Are you weaponizing your mindfulness skills?

Kwan Yin1Allan faithfully attended each class of the Mindfulness-based Stress Management program we offer at the Ottawa Mindfulness Clinic. He shared openly about his anxiety and insecurity as a father to three children and a son caring for ill parents. The heart of his distress though was in his relationship with Debra, his partner of 15 years; their relationship had devolved into a series of sniping comments and hurtful neglect. He wanted so much to restore the intimacy and love they had once shared. He missed how it sustained him through his demanding job and personal illness. He knew she did too; after all they seemed to do a lot of arguing over who was more unhappy in the marriage. Continue reading

Self-Compassion Practices for Emotional Distress: It’s not just about being kind

leavesSelf-Compassion practices and programs are gaining momentum in psychological treatments and look like they might well become the next wave of transforming our painful feelings. Mindful Self-Compassion (1), developed by Drs. Christopher Germer and Kristen Neff, is an approach that can be both an adjunct to conventional therapies as well as a stand-alone treatment model. The interesting and very useful aspects of this approach are its applicability to our multilayered experiences of suffering. First, let’s look at what they define as Self-Compassion.

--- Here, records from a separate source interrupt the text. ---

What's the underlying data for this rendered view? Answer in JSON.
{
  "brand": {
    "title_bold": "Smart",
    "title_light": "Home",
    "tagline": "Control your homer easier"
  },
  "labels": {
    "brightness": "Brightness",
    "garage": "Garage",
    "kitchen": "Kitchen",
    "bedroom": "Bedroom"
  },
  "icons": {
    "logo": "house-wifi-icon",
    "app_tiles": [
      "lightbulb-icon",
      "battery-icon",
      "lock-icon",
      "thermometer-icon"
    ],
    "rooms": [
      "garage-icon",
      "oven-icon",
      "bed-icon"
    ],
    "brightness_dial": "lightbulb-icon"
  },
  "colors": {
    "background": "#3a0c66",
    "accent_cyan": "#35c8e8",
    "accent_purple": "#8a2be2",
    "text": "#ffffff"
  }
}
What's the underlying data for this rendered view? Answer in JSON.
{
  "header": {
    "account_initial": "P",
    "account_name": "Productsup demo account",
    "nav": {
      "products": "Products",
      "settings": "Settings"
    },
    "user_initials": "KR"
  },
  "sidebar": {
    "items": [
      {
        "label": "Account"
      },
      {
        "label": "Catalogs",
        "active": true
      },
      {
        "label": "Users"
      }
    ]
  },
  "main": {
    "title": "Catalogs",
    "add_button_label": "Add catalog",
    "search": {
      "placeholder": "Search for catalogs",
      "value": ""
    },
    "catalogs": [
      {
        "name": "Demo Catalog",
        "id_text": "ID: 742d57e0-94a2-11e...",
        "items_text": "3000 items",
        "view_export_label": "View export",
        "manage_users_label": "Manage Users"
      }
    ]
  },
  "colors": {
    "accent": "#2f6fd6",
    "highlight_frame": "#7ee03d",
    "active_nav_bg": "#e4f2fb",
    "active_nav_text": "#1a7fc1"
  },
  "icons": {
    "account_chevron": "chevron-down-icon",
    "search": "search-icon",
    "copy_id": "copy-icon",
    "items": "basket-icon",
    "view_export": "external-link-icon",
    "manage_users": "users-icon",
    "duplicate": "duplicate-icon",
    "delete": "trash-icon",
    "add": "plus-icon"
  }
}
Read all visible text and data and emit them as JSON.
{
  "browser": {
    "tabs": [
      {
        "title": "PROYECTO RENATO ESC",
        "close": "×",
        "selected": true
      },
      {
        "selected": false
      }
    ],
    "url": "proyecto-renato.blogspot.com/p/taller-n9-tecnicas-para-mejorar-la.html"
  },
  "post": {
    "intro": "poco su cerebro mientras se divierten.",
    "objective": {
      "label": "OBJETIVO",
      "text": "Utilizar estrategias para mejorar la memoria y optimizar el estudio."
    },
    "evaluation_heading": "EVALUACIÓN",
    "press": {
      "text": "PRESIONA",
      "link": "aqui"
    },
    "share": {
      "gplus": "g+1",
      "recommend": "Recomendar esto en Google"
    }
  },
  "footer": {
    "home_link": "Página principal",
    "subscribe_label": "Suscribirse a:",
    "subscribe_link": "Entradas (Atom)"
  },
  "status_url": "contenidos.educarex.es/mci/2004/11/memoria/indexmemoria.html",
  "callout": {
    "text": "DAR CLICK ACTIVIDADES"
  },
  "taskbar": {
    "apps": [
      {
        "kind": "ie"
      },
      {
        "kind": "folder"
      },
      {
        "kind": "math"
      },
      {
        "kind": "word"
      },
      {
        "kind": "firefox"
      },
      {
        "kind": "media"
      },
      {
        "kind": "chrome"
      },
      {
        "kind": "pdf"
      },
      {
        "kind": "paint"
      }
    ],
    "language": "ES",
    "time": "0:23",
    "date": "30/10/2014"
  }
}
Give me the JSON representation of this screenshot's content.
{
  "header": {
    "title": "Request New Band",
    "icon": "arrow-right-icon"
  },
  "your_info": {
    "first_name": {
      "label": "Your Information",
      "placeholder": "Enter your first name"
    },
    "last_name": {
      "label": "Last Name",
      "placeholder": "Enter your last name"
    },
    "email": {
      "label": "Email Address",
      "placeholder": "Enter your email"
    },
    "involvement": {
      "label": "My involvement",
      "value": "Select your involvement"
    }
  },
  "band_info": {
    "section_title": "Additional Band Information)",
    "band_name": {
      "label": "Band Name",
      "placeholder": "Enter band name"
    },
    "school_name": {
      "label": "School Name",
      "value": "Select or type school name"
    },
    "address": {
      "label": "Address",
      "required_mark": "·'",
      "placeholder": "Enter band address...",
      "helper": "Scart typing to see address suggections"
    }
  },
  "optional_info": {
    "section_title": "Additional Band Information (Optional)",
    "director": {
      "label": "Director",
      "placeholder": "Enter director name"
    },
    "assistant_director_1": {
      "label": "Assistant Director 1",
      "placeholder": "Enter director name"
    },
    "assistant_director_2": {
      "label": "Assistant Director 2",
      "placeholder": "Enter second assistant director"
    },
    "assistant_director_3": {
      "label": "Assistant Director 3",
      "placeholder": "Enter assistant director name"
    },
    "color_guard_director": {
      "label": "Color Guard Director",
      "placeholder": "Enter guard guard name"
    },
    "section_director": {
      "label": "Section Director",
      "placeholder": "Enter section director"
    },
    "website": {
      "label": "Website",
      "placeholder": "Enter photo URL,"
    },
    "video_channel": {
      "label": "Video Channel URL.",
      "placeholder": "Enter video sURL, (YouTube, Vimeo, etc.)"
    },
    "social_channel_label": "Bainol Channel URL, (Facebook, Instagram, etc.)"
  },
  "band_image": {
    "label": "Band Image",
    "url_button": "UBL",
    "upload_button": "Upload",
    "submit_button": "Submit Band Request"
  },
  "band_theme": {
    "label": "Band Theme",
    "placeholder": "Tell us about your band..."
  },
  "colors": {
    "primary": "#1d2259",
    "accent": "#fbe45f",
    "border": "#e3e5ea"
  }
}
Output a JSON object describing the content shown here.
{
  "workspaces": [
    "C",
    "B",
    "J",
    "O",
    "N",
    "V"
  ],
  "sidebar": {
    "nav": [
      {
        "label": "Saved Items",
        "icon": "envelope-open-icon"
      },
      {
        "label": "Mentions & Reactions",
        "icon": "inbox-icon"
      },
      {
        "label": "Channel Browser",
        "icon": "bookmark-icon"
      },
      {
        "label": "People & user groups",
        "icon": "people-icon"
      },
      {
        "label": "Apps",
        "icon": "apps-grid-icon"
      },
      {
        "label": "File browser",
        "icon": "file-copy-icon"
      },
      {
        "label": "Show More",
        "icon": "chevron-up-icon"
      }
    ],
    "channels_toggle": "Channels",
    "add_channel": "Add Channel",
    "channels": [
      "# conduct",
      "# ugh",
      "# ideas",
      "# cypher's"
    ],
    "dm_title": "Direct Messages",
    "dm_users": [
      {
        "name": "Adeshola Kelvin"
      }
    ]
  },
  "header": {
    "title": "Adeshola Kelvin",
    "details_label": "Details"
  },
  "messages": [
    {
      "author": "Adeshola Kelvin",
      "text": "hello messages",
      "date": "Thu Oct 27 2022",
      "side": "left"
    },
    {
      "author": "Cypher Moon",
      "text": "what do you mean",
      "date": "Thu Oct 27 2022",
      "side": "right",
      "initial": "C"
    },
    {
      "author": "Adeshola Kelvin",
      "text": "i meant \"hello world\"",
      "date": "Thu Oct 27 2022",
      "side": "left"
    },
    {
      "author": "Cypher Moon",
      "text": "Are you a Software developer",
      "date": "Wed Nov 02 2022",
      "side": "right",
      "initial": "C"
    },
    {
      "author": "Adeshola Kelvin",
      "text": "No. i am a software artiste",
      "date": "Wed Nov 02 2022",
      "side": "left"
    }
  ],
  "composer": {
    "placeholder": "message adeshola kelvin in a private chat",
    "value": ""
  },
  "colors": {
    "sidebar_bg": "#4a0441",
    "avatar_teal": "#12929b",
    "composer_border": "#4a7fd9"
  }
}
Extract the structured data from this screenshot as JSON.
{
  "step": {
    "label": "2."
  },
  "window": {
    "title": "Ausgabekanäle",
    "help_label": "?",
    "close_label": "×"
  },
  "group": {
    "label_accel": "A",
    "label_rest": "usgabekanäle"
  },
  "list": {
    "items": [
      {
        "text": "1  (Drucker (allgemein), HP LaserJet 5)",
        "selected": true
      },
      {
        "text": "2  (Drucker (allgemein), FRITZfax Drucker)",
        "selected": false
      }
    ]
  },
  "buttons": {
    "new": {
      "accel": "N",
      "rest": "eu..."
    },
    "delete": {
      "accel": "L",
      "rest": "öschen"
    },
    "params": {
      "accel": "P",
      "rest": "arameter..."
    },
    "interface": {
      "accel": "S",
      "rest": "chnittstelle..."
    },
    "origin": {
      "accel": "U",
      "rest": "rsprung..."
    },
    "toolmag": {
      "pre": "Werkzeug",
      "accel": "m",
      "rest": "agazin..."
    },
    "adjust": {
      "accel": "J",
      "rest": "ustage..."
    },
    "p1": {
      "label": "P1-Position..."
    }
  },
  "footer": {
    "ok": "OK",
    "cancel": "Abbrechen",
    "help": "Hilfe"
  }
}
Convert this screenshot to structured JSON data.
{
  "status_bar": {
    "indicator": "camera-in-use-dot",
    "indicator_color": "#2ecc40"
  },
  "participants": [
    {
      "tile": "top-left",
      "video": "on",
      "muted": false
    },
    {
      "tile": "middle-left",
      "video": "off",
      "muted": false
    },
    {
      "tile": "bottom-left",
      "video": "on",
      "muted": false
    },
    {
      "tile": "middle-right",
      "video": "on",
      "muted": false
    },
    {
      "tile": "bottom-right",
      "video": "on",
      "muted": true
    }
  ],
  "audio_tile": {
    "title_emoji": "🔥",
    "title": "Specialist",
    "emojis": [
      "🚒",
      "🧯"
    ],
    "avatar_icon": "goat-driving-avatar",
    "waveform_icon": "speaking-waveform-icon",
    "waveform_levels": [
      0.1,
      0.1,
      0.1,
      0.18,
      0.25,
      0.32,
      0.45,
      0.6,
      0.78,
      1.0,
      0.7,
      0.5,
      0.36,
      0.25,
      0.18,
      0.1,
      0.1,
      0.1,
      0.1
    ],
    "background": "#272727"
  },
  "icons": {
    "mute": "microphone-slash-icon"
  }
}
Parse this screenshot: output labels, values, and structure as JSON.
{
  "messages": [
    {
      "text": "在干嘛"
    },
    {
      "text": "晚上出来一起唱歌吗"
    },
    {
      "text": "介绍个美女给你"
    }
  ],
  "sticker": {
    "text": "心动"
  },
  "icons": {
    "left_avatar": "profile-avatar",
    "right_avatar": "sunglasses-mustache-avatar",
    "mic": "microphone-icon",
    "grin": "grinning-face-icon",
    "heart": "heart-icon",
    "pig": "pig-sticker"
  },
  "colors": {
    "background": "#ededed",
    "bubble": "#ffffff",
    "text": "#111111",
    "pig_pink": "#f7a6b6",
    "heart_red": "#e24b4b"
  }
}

Neff (2) describes it as a three-fold system that are antidotes to the experiences that cause us suffering. (A sidebar note: Suffering is typically described as Pain multiplied by our Resistance to the reality of that pain (3)). Here’s a table that summarizes Neff’s definition of self-compassion. Continue reading